- showing good or outstanding judgment and understanding: a discerning critic of French poetry.
Origin of discerning
SynonymsSee more synonyms for discerning on Thesaurus.com
- to perceive by the sight or some other sense or by the intellect; see, recognize, or apprehend: They discerned a sail on the horizon.
- to distinguish mentally; recognize as distinct or different; discriminate: He is incapable of discerning right from wrong.
- to distinguish or discriminate.
Origin of discern
SynonymsSee more synonyms for discern on Thesaurus.com
Examples from the Web for discerning
Surely there needs to be some kind of discerning critical judgment involved?From Didion to Dunham, Female Essayists Seize the Day
October 17, 2014
At the very least, the fickle and discerning moviegoer is getting a vibrant diagnosis: healthier than ever.Is the Summer Blockbuster Dead?
July 14, 2014
A more vexing problem is discerning the suicide attempt from the accidental overdose.Heroin: America’s Silent Assassin
Dr. Anand Veeravagu, MD, Robert M. Lober, MD, PhD
February 3, 2014
Her comments struck a chord with discerning critics and writers.Growing up with George Eliot: Rebecca Mead’s “My Life in Middlemarch”
January 14, 2014
When it comes to people, though, discerning demonic influence is more difficult.The Devil and Antonin Scalia
October 8, 2013
“You are as discerning as ever,” murmured the land baron––for it was Edward Mauville.The Strollers
Frederic S. Isham
My son-in-law, Lawrence Hardin, is possessed of a discerning eye.Eventide
Where sounds are lacking, of what use is the faculty of discerning them?The Glow-Worm and Other Beetles
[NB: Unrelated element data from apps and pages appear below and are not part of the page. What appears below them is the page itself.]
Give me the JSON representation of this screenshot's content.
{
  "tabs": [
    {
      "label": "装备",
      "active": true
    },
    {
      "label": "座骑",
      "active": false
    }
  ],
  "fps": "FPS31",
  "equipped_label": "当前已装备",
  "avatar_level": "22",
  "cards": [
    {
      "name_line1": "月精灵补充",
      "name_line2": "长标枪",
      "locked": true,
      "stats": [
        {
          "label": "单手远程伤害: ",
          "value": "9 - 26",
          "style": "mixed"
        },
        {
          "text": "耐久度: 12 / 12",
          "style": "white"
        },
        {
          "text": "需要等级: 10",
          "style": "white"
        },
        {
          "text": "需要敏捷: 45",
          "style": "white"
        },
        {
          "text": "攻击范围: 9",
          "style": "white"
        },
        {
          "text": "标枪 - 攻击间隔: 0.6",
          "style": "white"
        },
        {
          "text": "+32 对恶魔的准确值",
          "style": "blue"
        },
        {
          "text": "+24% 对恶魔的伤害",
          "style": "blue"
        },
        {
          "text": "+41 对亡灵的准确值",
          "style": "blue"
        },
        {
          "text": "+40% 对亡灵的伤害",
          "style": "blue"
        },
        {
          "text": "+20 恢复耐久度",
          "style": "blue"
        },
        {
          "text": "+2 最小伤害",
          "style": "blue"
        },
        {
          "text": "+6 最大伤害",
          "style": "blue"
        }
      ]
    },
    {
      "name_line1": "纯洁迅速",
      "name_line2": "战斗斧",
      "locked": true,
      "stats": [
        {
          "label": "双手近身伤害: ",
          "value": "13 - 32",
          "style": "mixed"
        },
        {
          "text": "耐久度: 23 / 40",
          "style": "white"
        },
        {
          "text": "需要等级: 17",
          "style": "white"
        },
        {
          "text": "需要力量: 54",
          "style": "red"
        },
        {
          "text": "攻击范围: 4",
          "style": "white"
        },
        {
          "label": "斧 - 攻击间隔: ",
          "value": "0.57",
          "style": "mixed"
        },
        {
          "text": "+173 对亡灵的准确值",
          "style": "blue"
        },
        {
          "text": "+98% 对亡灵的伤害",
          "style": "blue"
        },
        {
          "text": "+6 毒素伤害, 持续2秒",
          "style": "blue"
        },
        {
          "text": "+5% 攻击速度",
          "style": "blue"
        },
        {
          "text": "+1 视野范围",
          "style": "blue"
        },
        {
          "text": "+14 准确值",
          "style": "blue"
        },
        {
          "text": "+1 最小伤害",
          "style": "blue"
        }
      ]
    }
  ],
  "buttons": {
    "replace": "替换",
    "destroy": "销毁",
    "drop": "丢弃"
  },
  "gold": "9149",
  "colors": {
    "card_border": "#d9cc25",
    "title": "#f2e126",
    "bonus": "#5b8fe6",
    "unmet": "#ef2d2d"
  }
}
Jean Henri Fabre
To her discerning eye his manner of action conveyed no other impression.The Loyalist
James Francis Barrett
To Christianity, discerning the end through the means, it is Redemption.Natural Law in the Spiritual World
- having or showing good taste or judgment; discriminating
- (tr) to recognize or perceive clearly
- to recognize or perceive (differences)
Word Origin and History for discerning
"action of perceiving," late 14c., verbal noun from discern. As a present participle adjective, attested from c.1600.
late 14c., from Old French discerner (13c.) "distinguish (between), separate" (by sifting), and directly from Latin discernere "to separate, set apart, divide, distribute; distinguish, perceive," from dis- "off, away" (see dis-) + cernere "distinguish, separate, sift" (see crisis). Related: Discerned; discerning.